One of his earliest papers in Geophysics, "A conducting sphere in a time varying magnetic field" (vol. 16) was a cornerstone of the times for electromagnetic theory applied to practical problems. It gave us the theoretical basis for the EM methods of exploration which are now in widespread use throughout the world. Shortly thereafter, he published the well-known fundamental "loop" papers dealing with the mutual coupling of loops over a homogeneous and then a layered earth, leading to extensive applications of EM methods to the study of the shallow crust.

His "Phenomenological theory of induced electric polarization" and subsequent related papers developed a phenomenological model to explain the influence of sulphide particle size on the IP response in both frequency and time domain. His work on identifying the nature of electromagnetic coupling in IP measurements is now a classic, as is his contribution in clarifying our understanding of Cagniard's original MT theory.

In the field of electromagnetic theory, Dr. Wait made basic, significant and pioneering contributions to our understanding of mode propagation in the earth-ionosphere waveguide. He also tackled the problems related to "hard" communication systems for military purposes - could one use a natural waveguide in the earth to transmit signals over extremely long distances? Jim did much to set the record straight on this issue: The earth will not cooperate.

In addition to the above, Jim has written the definitive statements on such varied topics as finding tunnels or buried antennae using EM methods; predicting the performance of antennae of various shapes and sizes; predicting the performance of antennae in plasmas and showing the importance of accounting for the electro-acoustic wave; developing a general formulation for focusing a phased array for hyperthermia of limbs and torsos; determining the usefulness of introducing images located at complex depths in tackling various EM problems in stratified media, and so forth.

Dr. Wait was born in Ottawa, Canada, on Jan. 23, 1924, received his B.A.Sc. (1948) and M.A.Sc. (1949) in Engineering Physics and his Ph.D. (1951) in Electrical Engineering, all from the University of Toronto.

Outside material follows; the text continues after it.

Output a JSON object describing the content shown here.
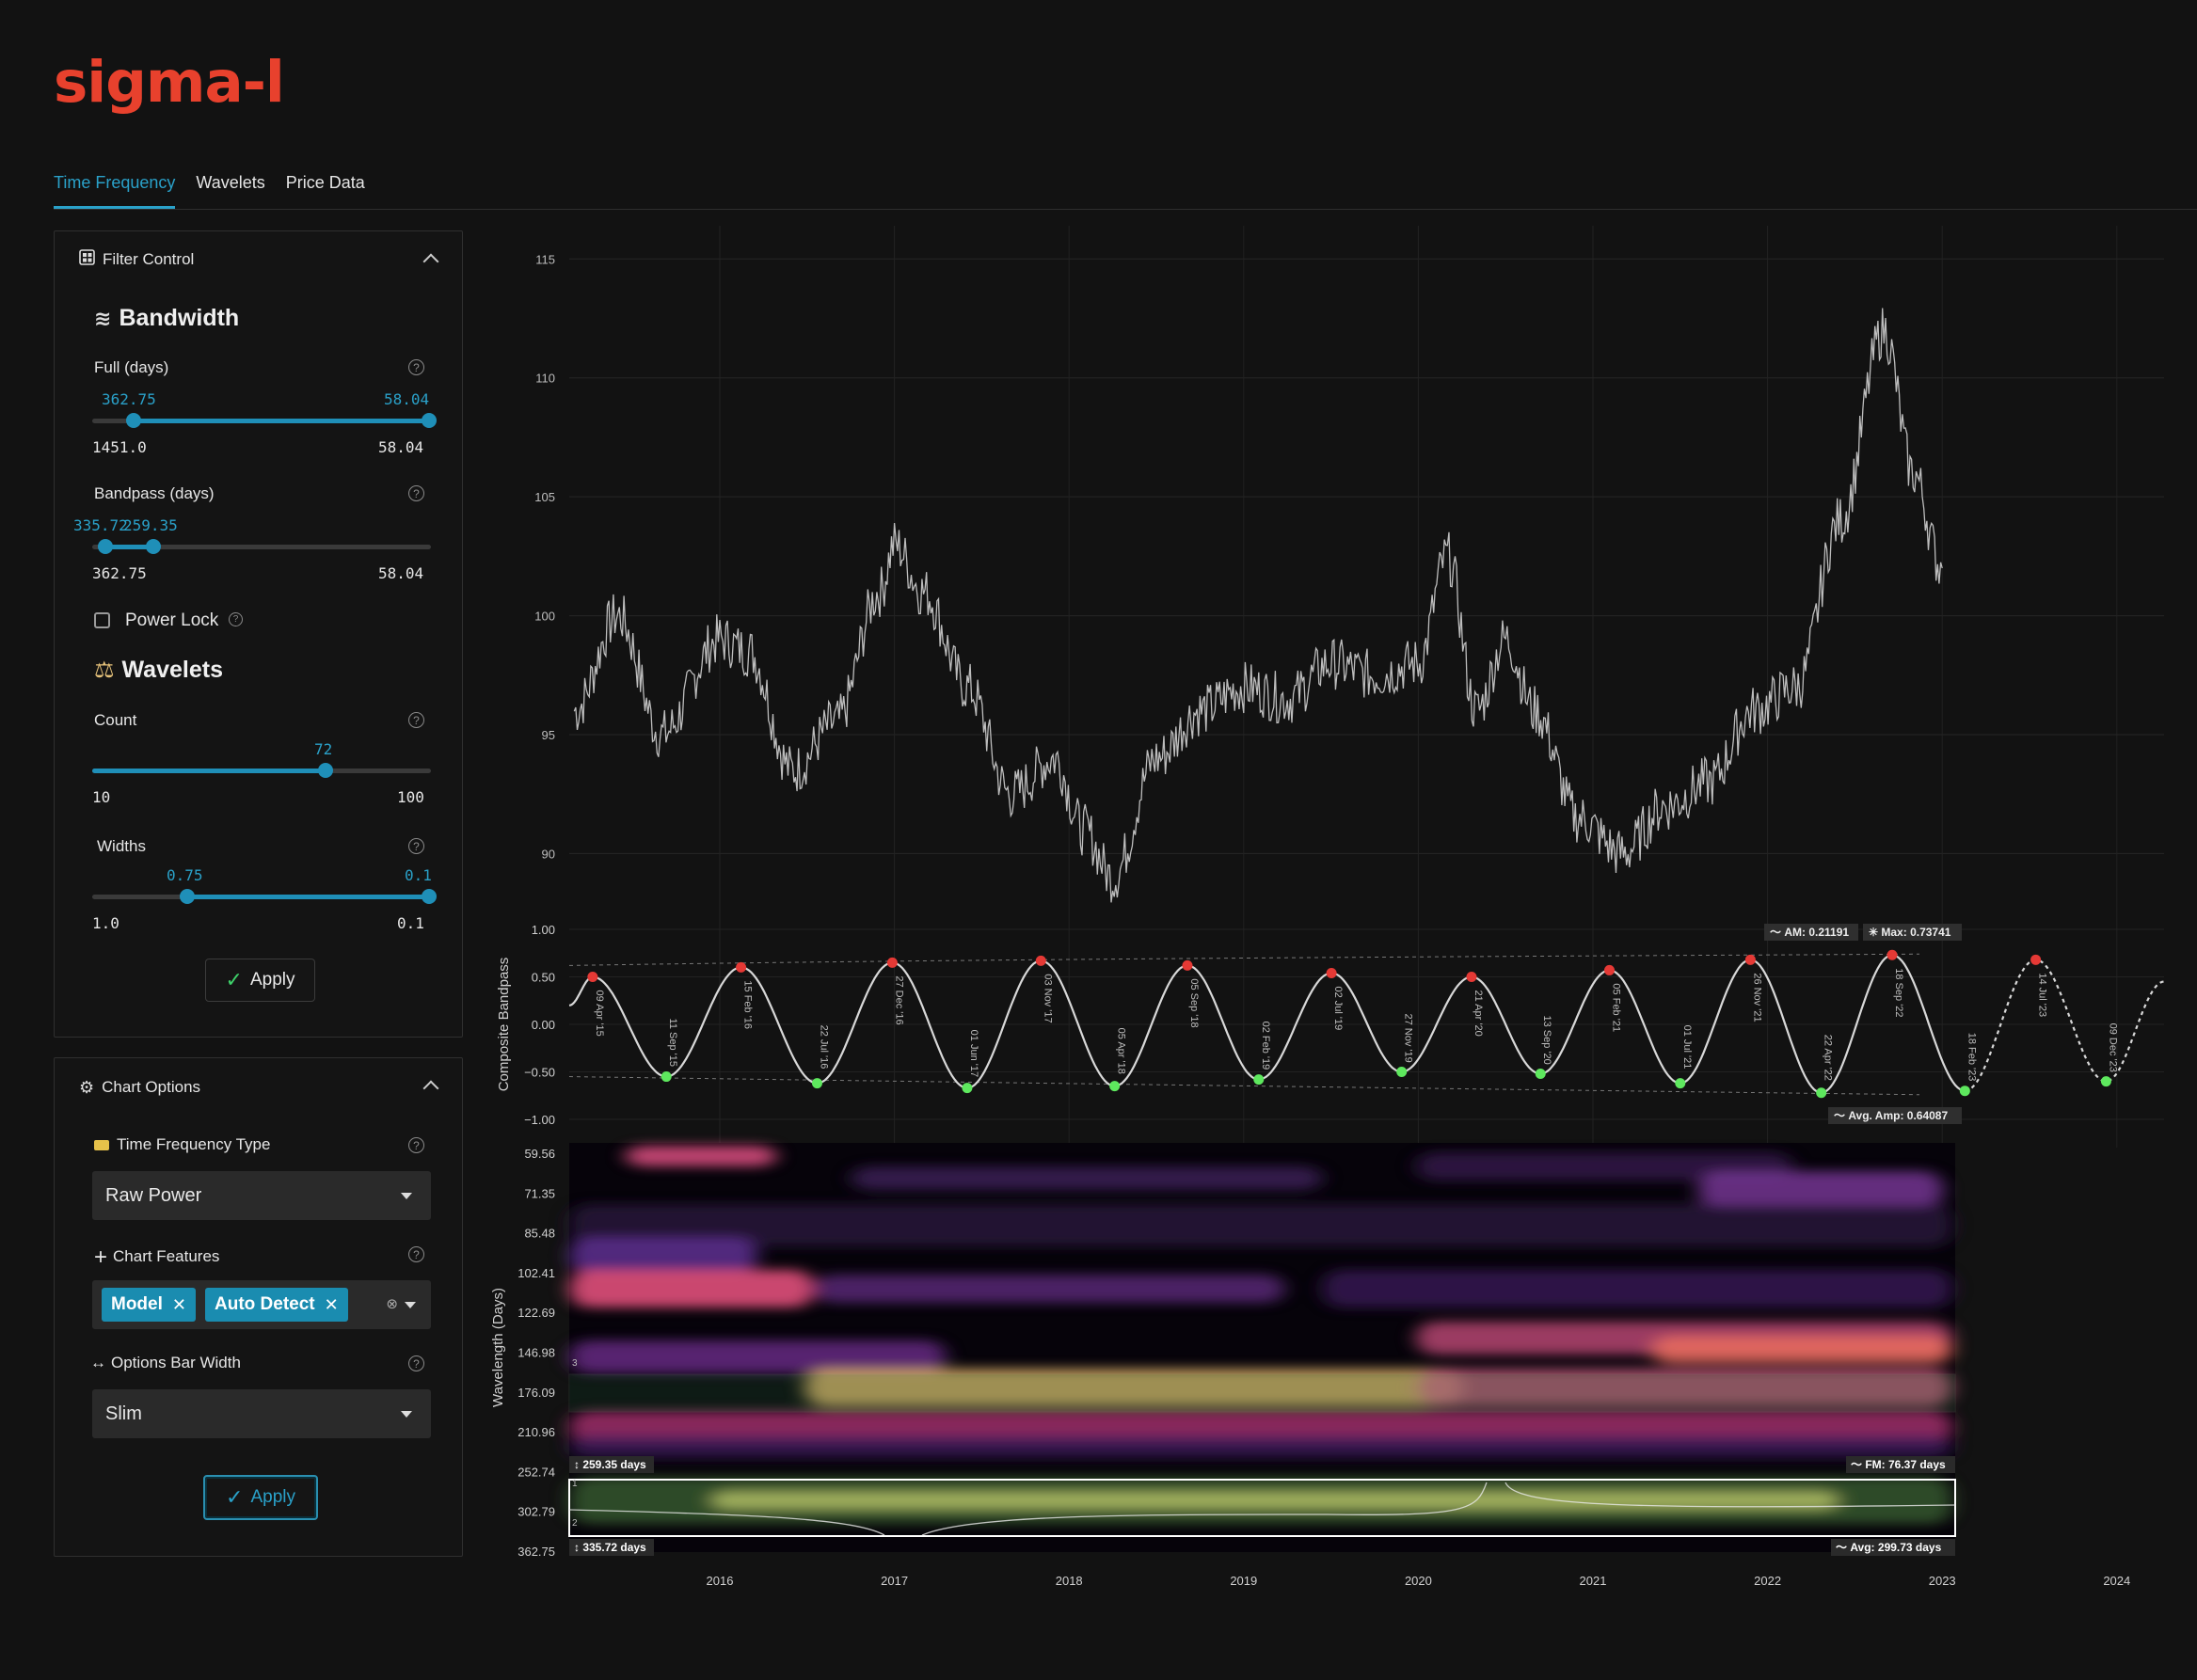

Between 1948-1951, he worked for Newmont Exploration, Ltd. in Jerome, Arizona, where his research led to several patents in both IP and EM methods of geophysical prospecting. After a brief stint with the Defence Research Communications establishment in Ottawa, Dr. Wait first joined the National Bureau of Standards in Boulder, Colorado, and then NOAA; at each, he concentrated predominantly on theoretical aspects of radio-wave propagation. In the meantime, he also held numerous teaching and visiting scientist research positions at various prestigious universities and research establishments all over the world. Finally, in 1980, he was appointed professor of Electrical Engineering and Geosciences at the University of Arizona in Tucson and then became one of the prestigious Regents' Professors, in 1988.

Jim has received numerous awards for his scientific achievements. To name just a few: Department of Commerce Gold Medal (1959); Boulder Scientist Award (1960); the NBS Samuel Wesley Stratton Award (1962); the Arhtus S. Flemming and Harry Diamond Awards (1964); the NOAA Scientific Research and Achievement Award (1973); the Balthasar van der Po Gold Medal (1978); the IEEE Centennial Medal (1984), and the IEEE Geoscience and Remote Sensing Society's Distinguished Achievement Award (1983).

Jim often mentions that he was fortunate to work early on at the elbows of giants. Among those he credits in strongly influencing his career are George Sinclair and A. F. Stevenson at the University of Toronto; Arthur Brant of Newmont Mining; Jim Scott of Radio Physics Laboratory, Ottawa; H. Bremmer, Eindhoven; J. A. Ratcliffe and K. G. Budden at Cambridge; Ken Norton, Doug Crombie and Gordon Little in Boulder; Hans Knudsen in Copenhagen, and Ronald King and David Chang at Harvard. Such being the case, we can only add that James R. Wait is himself a giant who was nurtured by giants; it is hard to imagine anyone being able to achieve in a lifetime what Jim has achieved.

Despite his numerous accomplishments, Jim is a humble human being who enjoys cycling, swimming, and skiing. He is a close and loyal friend. We are extremely proud of him, as is the entire SEG.